Northwest apple growers today are getting stronger bee colonies than California almond growers, and they are getting them at the bargain prices of $40 to $50 per colony. Thirty years ago, virtually all Northwest apple orchards were pollinated with Northwest and northern California bees.

Today, thousands of bee colonies from Montana and North Dakota are used because beekeepers from these states look at apple orchards as welcome holding locations until their home states thaw out. Before almonds began using them, these bees would either be killed off in the winter or protected from freezing temperatures. Montana and North Dakota bees have exerted considerable downward pressure on Northwest pollination prices, to the benefit of apple growers and the detriment of Northwest beekeepers.

In the 1950s, California beekeepers were receiving $2 per colony for almond bees, and Washington beekeepers were getting $5 a colony for apple bees. In the 60s, the fees were $5 and $10 respectively. In the 50s and 60s, California beekeepers would look in awe at Washington apple pollination fees and dream about getting $10 a colony for almonds.

The increase in California’s almond acreage from 100,000 acres to 600,000 acres today has completely changed U.S. beekeeping. Honey production is no longer profitable for beekeepers due to cheap imported honey, mainly from China and Argentina. Some beekeepers even consider honey production a nuisance, other than the food value for their bees. Many beekeepers today are interested solely in keeping their colonies alive from one almond pollination season to the next, a formidable task with today’s problems.


You can now purchase a honeybee colony in late March, after almond bloom, for $125, significantly less than the almond grower pays for bee rental. Your problem then is: how do you keep the colony alive and healthy until the following February? Some beekeepers are considering killing off their colonies after almond bloom, taking most of the rest of the year off, then purchasing packages of bees from Australia (or the southeastern United States) in November or December, and installing them in their equipment, hoping the bees can increase sufficiently in strength to be rentable for almonds.

For most beekeepers, apple pollination income is only enough to defray the cost of keeping their bees alive for another month. Price-cutting by beekeepers to secure apple locations, and pressure by apple growers to lower pollination fees, have made apple pollination unprofitable for some beekeepers. The 1.2 million colonies exiting almond orchards in March has put apple growers in the driver’s seat when it comes to pollination fees.

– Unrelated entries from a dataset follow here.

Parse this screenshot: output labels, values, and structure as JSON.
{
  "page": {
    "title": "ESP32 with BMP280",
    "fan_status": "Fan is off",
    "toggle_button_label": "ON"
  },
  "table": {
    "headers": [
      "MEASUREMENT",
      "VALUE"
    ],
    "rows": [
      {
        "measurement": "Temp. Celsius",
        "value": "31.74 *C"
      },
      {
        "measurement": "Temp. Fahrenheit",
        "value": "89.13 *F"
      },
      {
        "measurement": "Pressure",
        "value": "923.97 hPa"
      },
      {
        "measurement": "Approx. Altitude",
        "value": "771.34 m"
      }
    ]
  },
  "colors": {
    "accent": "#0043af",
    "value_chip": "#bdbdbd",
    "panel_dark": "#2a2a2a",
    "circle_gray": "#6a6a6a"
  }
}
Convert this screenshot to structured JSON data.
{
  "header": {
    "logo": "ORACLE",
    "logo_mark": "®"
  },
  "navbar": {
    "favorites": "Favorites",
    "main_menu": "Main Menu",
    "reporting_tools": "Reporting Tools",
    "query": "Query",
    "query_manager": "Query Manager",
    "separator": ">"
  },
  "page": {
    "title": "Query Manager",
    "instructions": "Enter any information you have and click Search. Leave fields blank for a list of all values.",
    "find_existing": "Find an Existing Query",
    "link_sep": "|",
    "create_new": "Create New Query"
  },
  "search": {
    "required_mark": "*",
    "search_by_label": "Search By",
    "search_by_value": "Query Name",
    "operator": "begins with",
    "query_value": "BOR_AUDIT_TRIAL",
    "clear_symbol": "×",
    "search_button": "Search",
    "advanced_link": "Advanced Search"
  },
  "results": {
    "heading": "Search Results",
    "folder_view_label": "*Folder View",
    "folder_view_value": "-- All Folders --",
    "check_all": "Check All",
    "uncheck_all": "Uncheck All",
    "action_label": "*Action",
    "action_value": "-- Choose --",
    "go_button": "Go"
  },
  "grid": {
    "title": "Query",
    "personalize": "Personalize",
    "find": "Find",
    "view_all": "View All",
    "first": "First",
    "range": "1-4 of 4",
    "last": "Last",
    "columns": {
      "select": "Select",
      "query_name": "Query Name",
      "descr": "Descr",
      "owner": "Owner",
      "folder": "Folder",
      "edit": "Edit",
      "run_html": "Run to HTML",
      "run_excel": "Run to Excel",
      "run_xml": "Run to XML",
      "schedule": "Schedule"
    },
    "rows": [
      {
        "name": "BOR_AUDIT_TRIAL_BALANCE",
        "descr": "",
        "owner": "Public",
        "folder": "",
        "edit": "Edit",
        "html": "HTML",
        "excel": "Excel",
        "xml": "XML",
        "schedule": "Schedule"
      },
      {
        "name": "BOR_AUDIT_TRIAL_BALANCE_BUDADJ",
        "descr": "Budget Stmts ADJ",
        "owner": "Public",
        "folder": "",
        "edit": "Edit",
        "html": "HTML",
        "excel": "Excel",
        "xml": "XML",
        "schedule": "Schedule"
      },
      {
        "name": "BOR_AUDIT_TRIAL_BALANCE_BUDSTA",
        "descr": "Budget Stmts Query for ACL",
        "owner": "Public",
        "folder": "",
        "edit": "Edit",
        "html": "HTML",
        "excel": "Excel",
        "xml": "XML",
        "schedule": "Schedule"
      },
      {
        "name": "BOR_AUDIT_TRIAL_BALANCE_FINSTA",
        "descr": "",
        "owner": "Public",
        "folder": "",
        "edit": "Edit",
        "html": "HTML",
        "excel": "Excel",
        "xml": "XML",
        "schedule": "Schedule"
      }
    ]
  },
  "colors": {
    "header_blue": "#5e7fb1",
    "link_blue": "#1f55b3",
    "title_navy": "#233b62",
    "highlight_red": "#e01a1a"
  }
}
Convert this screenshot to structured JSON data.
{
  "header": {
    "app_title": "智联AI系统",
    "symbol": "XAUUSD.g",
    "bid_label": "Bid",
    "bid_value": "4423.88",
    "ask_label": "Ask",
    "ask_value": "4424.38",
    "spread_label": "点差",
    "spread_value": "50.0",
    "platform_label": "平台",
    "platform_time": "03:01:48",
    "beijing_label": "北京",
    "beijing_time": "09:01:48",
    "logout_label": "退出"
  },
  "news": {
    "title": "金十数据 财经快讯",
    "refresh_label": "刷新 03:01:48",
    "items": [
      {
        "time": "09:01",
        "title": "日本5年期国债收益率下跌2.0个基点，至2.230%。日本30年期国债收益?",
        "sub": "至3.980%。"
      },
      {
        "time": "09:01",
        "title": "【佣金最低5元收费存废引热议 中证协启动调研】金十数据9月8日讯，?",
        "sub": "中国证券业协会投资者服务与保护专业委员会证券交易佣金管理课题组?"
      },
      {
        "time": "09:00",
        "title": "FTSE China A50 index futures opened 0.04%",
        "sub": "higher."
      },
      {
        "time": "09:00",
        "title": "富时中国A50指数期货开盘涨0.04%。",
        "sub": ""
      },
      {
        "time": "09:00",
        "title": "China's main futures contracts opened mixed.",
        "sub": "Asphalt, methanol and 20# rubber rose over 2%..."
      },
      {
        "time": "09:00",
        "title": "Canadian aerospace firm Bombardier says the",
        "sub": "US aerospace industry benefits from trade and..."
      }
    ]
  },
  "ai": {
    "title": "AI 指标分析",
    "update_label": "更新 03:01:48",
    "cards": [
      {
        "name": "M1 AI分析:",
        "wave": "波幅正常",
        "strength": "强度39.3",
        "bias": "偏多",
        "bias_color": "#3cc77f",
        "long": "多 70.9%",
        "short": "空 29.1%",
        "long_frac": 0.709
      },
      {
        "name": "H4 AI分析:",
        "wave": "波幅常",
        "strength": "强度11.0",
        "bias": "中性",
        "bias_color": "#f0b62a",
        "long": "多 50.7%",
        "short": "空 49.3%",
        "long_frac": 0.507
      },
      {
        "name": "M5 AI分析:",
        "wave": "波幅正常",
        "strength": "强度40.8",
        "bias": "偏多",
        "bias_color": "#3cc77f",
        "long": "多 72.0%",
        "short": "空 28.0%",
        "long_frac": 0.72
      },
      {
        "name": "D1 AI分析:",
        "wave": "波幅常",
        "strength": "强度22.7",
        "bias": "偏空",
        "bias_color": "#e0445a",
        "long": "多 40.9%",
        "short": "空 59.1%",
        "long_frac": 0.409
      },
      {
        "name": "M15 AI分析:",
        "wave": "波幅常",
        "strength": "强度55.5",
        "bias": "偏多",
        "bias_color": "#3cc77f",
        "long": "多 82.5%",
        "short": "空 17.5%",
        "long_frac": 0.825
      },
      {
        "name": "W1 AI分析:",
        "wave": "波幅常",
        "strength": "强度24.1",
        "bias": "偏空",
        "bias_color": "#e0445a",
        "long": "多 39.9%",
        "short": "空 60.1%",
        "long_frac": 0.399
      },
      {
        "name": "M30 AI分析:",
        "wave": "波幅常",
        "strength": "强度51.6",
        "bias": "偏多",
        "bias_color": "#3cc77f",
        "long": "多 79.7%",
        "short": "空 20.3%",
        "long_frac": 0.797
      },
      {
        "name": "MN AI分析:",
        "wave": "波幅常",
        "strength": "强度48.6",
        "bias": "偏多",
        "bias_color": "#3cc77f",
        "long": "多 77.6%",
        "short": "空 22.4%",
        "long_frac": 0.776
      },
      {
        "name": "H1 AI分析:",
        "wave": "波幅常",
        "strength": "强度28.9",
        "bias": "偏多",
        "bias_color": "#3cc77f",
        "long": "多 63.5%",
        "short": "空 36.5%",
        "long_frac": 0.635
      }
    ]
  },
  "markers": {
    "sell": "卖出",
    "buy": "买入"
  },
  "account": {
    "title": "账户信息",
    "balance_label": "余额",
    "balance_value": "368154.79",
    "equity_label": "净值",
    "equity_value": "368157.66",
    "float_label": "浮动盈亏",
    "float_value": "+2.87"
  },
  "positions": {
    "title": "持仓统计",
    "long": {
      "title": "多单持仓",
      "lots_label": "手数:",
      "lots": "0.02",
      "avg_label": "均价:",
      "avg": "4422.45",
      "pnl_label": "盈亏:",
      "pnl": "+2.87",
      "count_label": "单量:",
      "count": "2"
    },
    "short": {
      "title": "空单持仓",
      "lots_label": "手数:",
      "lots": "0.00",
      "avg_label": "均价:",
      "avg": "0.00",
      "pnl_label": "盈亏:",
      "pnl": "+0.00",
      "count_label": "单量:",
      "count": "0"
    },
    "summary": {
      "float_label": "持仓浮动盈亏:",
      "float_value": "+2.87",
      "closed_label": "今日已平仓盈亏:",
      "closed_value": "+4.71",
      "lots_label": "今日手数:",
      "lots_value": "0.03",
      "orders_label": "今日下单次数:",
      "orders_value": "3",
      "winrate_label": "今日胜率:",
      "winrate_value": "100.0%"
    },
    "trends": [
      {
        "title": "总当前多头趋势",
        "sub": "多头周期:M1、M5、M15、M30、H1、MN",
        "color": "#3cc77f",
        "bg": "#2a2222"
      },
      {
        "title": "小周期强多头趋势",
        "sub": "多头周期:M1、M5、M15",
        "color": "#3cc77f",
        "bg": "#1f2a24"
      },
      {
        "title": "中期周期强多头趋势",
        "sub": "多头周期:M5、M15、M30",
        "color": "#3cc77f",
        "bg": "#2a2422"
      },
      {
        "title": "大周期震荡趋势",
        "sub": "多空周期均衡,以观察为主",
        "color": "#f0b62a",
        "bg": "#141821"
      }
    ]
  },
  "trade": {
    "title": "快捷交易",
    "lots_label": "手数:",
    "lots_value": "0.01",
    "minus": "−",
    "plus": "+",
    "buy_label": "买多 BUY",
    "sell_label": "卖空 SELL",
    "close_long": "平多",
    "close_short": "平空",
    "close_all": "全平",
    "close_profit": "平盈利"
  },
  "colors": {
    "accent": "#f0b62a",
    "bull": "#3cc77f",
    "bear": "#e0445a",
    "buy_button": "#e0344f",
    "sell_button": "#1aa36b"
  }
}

In ­California, apple pollination fees are as low as $10 a colony, with some beekeepers placing truckload lots of bees near orchards at no charge. The California almond industry is, in essence, subsidizing the apple industry to the tune of millions of dollars saved annually in ­pollination fees. Be grateful. 

Joe Traynor runs a pollination service for almond growers and beekeepers and is the author of three books: Almond Pollination Handbook, Ideas in Soil and Plant Nutrition, and Honey—The Gourmet Medicine.


Funding bee research

A fledgling, nonprofit organization devoted to bee research, called Project Apis M., is being supported by beekeepers and almond growers via donations of $1 per colony of bees rented. The organization’s goal is to fund and direct research to improve the health and vitality of honeybee colonies while improving crop production. For more information, or to make a ­donation, go to the Web site at